About 3 a long time in the past, Joel Lalgee begun publishing on LinkedIn. He is effective in recruiting, so the natural way, he spent a good deal of time on the internet site, in which men and women checklist their get the job done practical experience and job seekers search for their next gig. But he did not just compose about do the job.

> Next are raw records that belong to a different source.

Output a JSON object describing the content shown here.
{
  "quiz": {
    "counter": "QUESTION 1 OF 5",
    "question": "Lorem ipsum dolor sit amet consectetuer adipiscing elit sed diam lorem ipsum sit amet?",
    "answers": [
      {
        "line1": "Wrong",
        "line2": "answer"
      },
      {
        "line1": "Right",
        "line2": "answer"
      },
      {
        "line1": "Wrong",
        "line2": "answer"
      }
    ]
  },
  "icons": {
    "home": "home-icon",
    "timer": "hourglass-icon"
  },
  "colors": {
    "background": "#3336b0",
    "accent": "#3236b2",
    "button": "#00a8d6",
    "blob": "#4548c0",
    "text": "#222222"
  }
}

He wrote about his personal existence: the psychological wellbeing problems he faced as a teenager, and his existence because. “Being capable to share my tale, I saw it as a way to connect with persons and exhibit you’re not by itself,” he said.
Some thing else occurred, as well. “Six months in, I begun observing a large increase in engagement, followers, inbound business enterprise qualified prospects,” said Lalgee, 35. He now has much more than 140,000 followers on LinkedIn, up from the 9,000 he had before he began submitting.
“The way you can go viral is to be actually vulnerable,” he said, introducing, “Old university LinkedIn was absolutely not like this.”
LinkedIn, which was begun in 2003, was very first recognized principally as a area to share résumés and hook up with co-staff. It afterwards included a newsfeed and introduced ways for consumers to publish textual content and videos. The site now has much more than 830 million users who generate about 8 million posts and responses day by day.
Considering that the start off of the pandemic, as office personnel missed in-particular person interactions with colleagues, several men and women turned to LinkedIn to support make up for what they had misplaced. They started conversing about a lot more than just get the job done. The boundaries among place of work and home life grew to become blurrier than ever. As particular instances bled into workdays, men and women felt emboldened to share with their expert friends — and found interested audiences each in and further than their networks.
Buyers, such as some who experienced left Fb or felt guilty about employing it through function, identified they could scroll through LinkedIn and even now sense that they had been functioning. And for individuals hoping to make a splash and develop an viewers, LinkedIn proved an less difficult place to get recognized than extra saturated web sites. Karen Shafrir Vladeck, a recruiter in Austin, Texas, who posts commonly on LinkedIn, claimed the web page was “low-hanging fruit” in comparison with crowded platforms such as TikTok and Instagram.
In the course of the pandemic, a lot of people also wanted to write-up about social justice topics that, whilst much from the traditionally staid fare of the web-site, influenced their get the job done lives: In 2020, Black LinkedIn took off with posts about systemic racism. “After the murder of George Floyd, a ton of folks have been like, ‘I know this is strange LinkedIn discuss, but I’m likely to chat about race,’” said Lily Zheng, a variety, fairness and inclusion specialist. This summertime, after the